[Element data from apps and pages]
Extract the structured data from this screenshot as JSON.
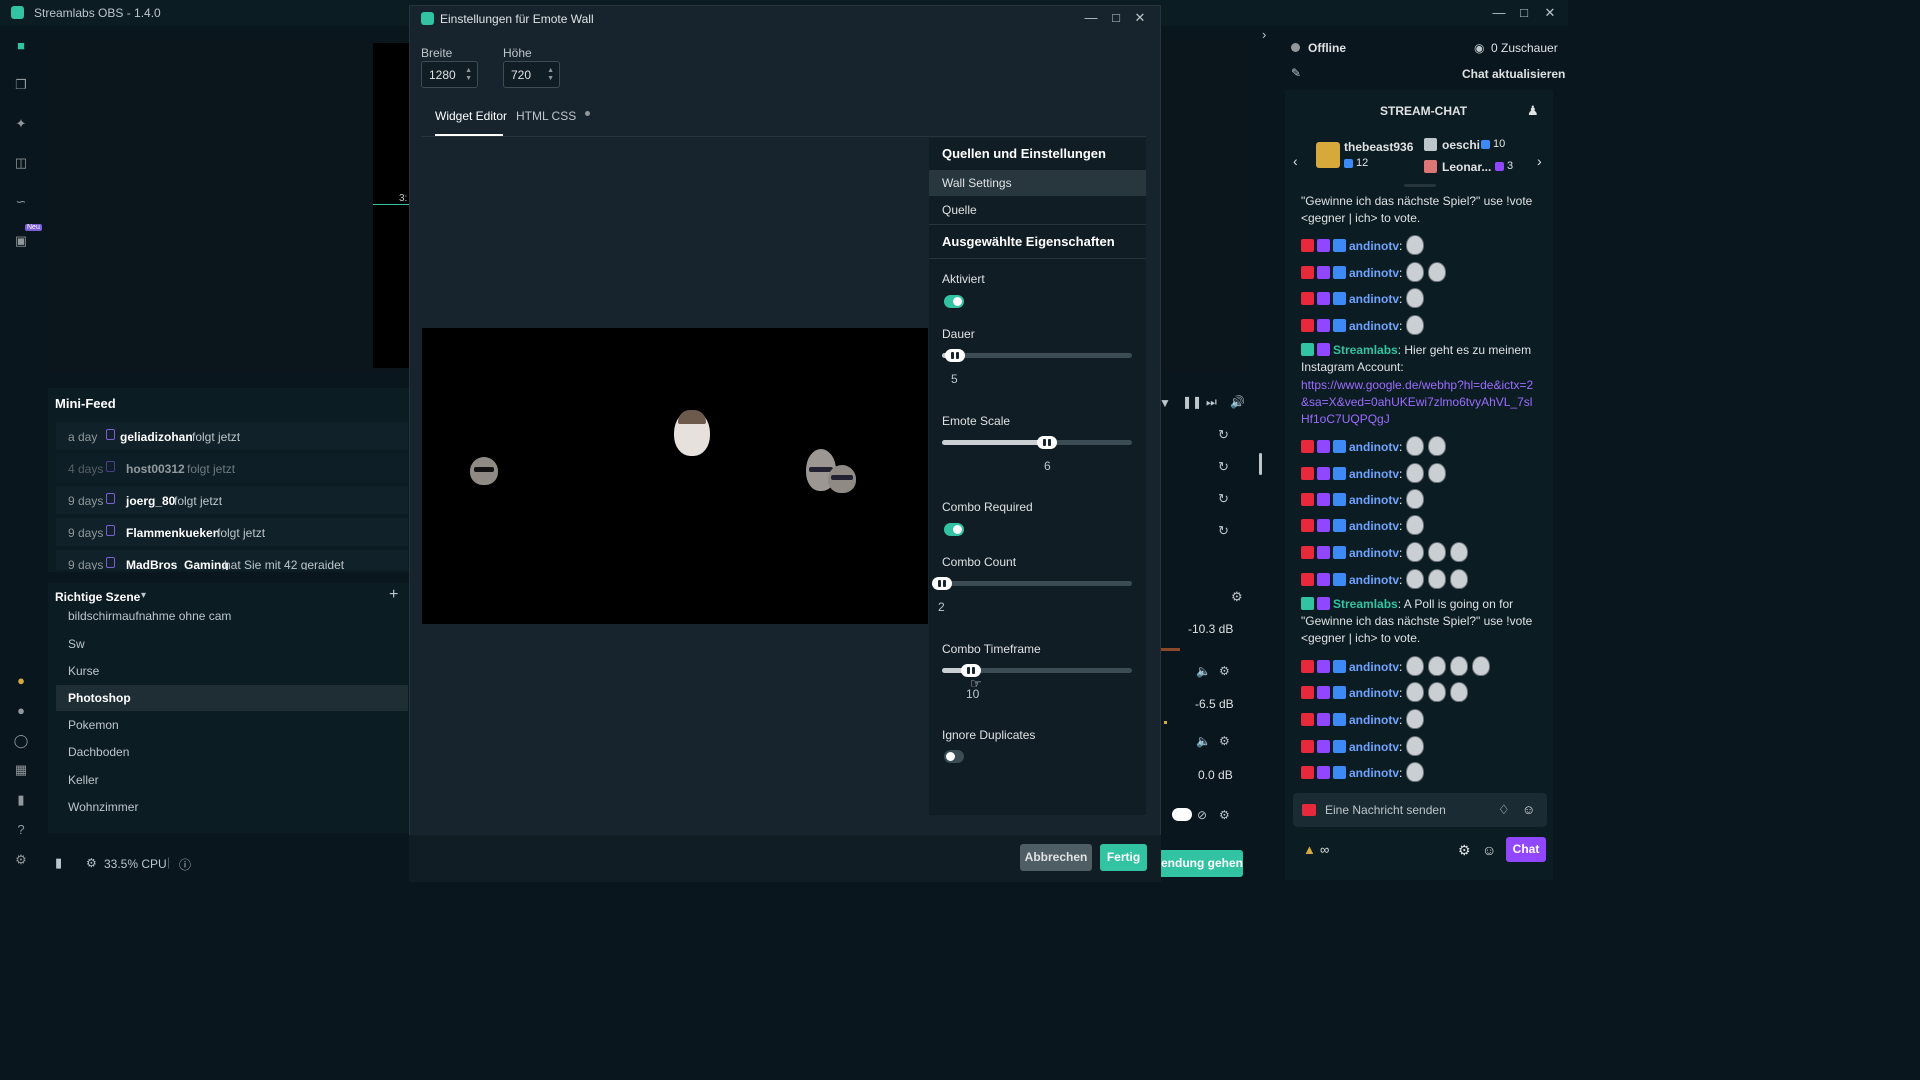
{
  "app": {
    "title": "Streamlabs OBS - 1.4.0"
  },
  "dialog": {
    "title": "Einstellungen für Emote Wall",
    "width_label": "Breite",
    "width_value": "1280",
    "height_label": "Höhe",
    "height_value": "720",
    "tabs": [
      {
        "label": "Widget Editor"
      },
      {
        "label": "HTML CSS"
      }
    ],
    "settings_header": "Quellen und Einstellungen",
    "menu": [
      {
        "label": "Wall Settings"
      },
      {
        "label": "Quelle"
      }
    ],
    "props_header": "Ausgewählte Eigenschaften",
    "props": {
      "enabled": {
        "label": "Aktiviert",
        "on": true
      },
      "duration": {
        "label": "Dauer",
        "value": "5",
        "fraction": 0.07
      },
      "emote_scale": {
        "label": "Emote Scale",
        "value": "6",
        "fraction": 0.55
      },
      "combo_required": {
        "label": "Combo Required",
        "on": true
      },
      "combo_count": {
        "label": "Combo Count",
        "value": "2",
        "fraction": 0.0
      },
      "combo_timeframe": {
        "label": "Combo Timeframe",
        "value": "10",
        "fraction": 0.15
      },
      "ignore_duplicates": {
        "label": "Ignore Duplicates",
        "on": false
      }
    },
    "cancel": "Abbrechen",
    "done": "Fertig"
  },
  "minifeed": {
    "title": "Mini-Feed",
    "items": [
      {
        "time": "a day",
        "name": "geliadizohan",
        "action": "folgt jetzt"
      },
      {
        "time": "4 days",
        "name": "host00312",
        "action": "folgt jetzt"
      },
      {
        "time": "9 days",
        "name": "joerg_80",
        "action": "folgt jetzt"
      },
      {
        "time": "9 days",
        "name": "Flammenkueken",
        "action": "folgt jetzt"
      },
      {
        "time": "9 days",
        "name": "MadBros_Gaming",
        "action": "hat Sie mit 42 geraidet"
      }
    ]
  },
  "scenes": {
    "title": "Richtige Szene",
    "items": [
      {
        "label": "bildschirmaufnahme ohne cam"
      },
      {
        "label": "Sw"
      },
      {
        "label": "Kurse"
      },
      {
        "label": "Photoshop"
      },
      {
        "label": "Pokemon"
      },
      {
        "label": "Dachboden"
      },
      {
        "label": "Keller"
      },
      {
        "label": "Wohnzimmer"
      }
    ]
  },
  "mixer": {
    "db1": "-10.3 dB",
    "db2": "-6.5 dB",
    "db3": "0.0 dB"
  },
  "status": {
    "cpu": "33.5% CPU"
  },
  "go_live": "Sendung gehen",
  "chat": {
    "status": "Offline",
    "viewers": "0 Zuschauer",
    "refresh": "Chat aktualisieren",
    "header": "STREAM-CHAT",
    "gift1": {
      "name": "thebeast936",
      "count": "12"
    },
    "gift2": {
      "name": "oeschi",
      "count": "10"
    },
    "gift3": {
      "name": "Leonar...",
      "count": "3"
    },
    "line_top": "\"Gewinne ich das nächste Spiel?\" use !vote <gegner | ich> to vote.",
    "user": "andinotv",
    "bot": "Streamlabs",
    "msg1": "Hier geht es zu meinem Instagram Account:",
    "link": "https://www.google.de/webhp?hl=de&ictx=2&sa=X&ved=0ahUKEwi7zlmo6tvyAhVL_7slHf1oC7UQPQgJ",
    "msg2": "A Poll is going on for \"Gewinne ich das nächste Spiel?\" use !vote <gegner | ich> to vote.",
    "placeholder": "Eine Nachricht senden",
    "chat_button": "Chat"
  },
  "nav": {
    "new_badge": "Neu"
  },
  "colors": {
    "accent": "#31c3a2",
    "link": "#9b6dff",
    "twitch": "#9146ff"
  }
}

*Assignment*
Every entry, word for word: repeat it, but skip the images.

*Output*
Extract the structured data from this screenshot as JSON.
{
  "app": {
    "title": "Streamlabs OBS - 1.4.0"
  },
  "dialog": {
    "title": "Einstellungen für Emote Wall",
    "width_label": "Breite",
    "width_value": "1280",
    "height_label": "Höhe",
    "height_value": "720",
    "tabs": [
      {
        "label": "Widget Editor"
      },
      {
        "label": "HTML CSS"
      }
    ],
    "settings_header": "Quellen und Einstellungen",
    "menu": [
      {
        "label": "Wall Settings"
      },
      {
        "label": "Quelle"
      }
    ],
    "props_header": "Ausgewählte Eigenschaften",
    "props": {
      "enabled": {
        "label": "Aktiviert",
        "on": true
      },
      "duration": {
        "label": "Dauer",
        "value": "5",
        "fraction": 0.07
      },
      "emote_scale": {
        "label": "Emote Scale",
        "value": "6",
        "fraction": 0.55
      },
      "combo_required": {
        "label": "Combo Required",
        "on": true
      },
      "combo_count": {
        "label": "Combo Count",
        "value": "2",
        "fraction": 0.0
      },
      "combo_timeframe": {
        "label": "Combo Timeframe",
        "value": "10",
        "fraction": 0.15
      },
      "ignore_duplicates": {
        "label": "Ignore Duplicates",
        "on": false
      }
    },
    "cancel": "Abbrechen",
    "done": "Fertig"
  },
  "minifeed": {
    "title": "Mini-Feed",
    "items": [
      {
        "time": "a day",
        "name": "geliadizohan",
        "action": "folgt jetzt"
      },
      {
        "time": "4 days",
        "name": "host00312",
        "action": "folgt jetzt"
      },
      {
        "time": "9 days",
        "name": "joerg_80",
        "action": "folgt jetzt"
      },
      {
        "time": "9 days",
        "name": "Flammenkueken",
        "action": "folgt jetzt"
      },
      {
        "time": "9 days",
        "name": "MadBros_Gaming",
        "action": "hat Sie mit 42 geraidet"
      }
    ]
  },
  "scenes": {
    "title": "Richtige Szene",
    "items": [
      {
        "label": "bildschirmaufnahme ohne cam"
      },
      {
        "label": "Sw"
      },
      {
        "label": "Kurse"
      },
      {
        "label": "Photoshop"
      },
      {
        "label": "Pokemon"
      },
      {
        "label": "Dachboden"
      },
      {
        "label": "Keller"
      },
      {
        "label": "Wohnzimmer"
      }
    ]
  },
  "mixer": {
    "db1": "-10.3 dB",
    "db2": "-6.5 dB",
    "db3": "0.0 dB"
  },
  "status": {
    "cpu": "33.5% CPU"
  },
  "go_live": "Sendung gehen",
  "chat": {
    "status": "Offline",
    "viewers": "0 Zuschauer",
    "refresh": "Chat aktualisieren",
    "header": "STREAM-CHAT",
    "gift1": {
      "name": "thebeast936",
      "count": "12"
    },
    "gift2": {
      "name": "oeschi",
      "count": "10"
    },
    "gift3": {
      "name": "Leonar...",
      "count": "3"
    },
    "line_top": "\"Gewinne ich das nächste Spiel?\" use !vote <gegner | ich> to vote.",
    "user": "andinotv",
    "bot": "Streamlabs",
    "msg1": "Hier geht es zu meinem Instagram Account:",
    "link": "https://www.google.de/webhp?hl=de&ictx=2&sa=X&ved=0ahUKEwi7zlmo6tvyAhVL_7slHf1oC7UQPQgJ",
    "msg2": "A Poll is going on for \"Gewinne ich das nächste Spiel?\" use !vote <gegner | ich> to vote.",
    "placeholder": "Eine Nachricht senden",
    "chat_button": "Chat"
  },
  "nav": {
    "new_badge": "Neu"
  },
  "colors": {
    "accent": "#31c3a2",
    "link": "#9b6dff",
    "twitch": "#9146ff"
  }
}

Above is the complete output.